Among the lines below, count those that include "Bajo", and state the count alone.

Dataset records below:

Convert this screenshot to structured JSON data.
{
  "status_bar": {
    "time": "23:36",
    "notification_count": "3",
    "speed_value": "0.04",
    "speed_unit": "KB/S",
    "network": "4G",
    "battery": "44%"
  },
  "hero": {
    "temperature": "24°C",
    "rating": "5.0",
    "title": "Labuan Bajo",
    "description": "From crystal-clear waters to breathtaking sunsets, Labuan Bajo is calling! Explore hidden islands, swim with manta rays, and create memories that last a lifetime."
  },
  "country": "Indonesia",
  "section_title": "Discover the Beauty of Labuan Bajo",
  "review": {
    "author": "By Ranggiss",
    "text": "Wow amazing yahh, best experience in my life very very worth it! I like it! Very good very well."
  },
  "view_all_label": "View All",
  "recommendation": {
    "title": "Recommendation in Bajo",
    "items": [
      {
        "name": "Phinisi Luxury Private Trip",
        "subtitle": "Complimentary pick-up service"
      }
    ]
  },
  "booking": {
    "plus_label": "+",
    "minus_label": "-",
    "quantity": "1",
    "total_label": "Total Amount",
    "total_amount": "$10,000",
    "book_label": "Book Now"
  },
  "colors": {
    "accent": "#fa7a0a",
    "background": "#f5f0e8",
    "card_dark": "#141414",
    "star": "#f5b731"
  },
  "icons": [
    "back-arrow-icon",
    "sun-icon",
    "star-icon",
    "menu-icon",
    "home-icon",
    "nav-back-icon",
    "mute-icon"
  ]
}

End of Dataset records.

Your solution> 4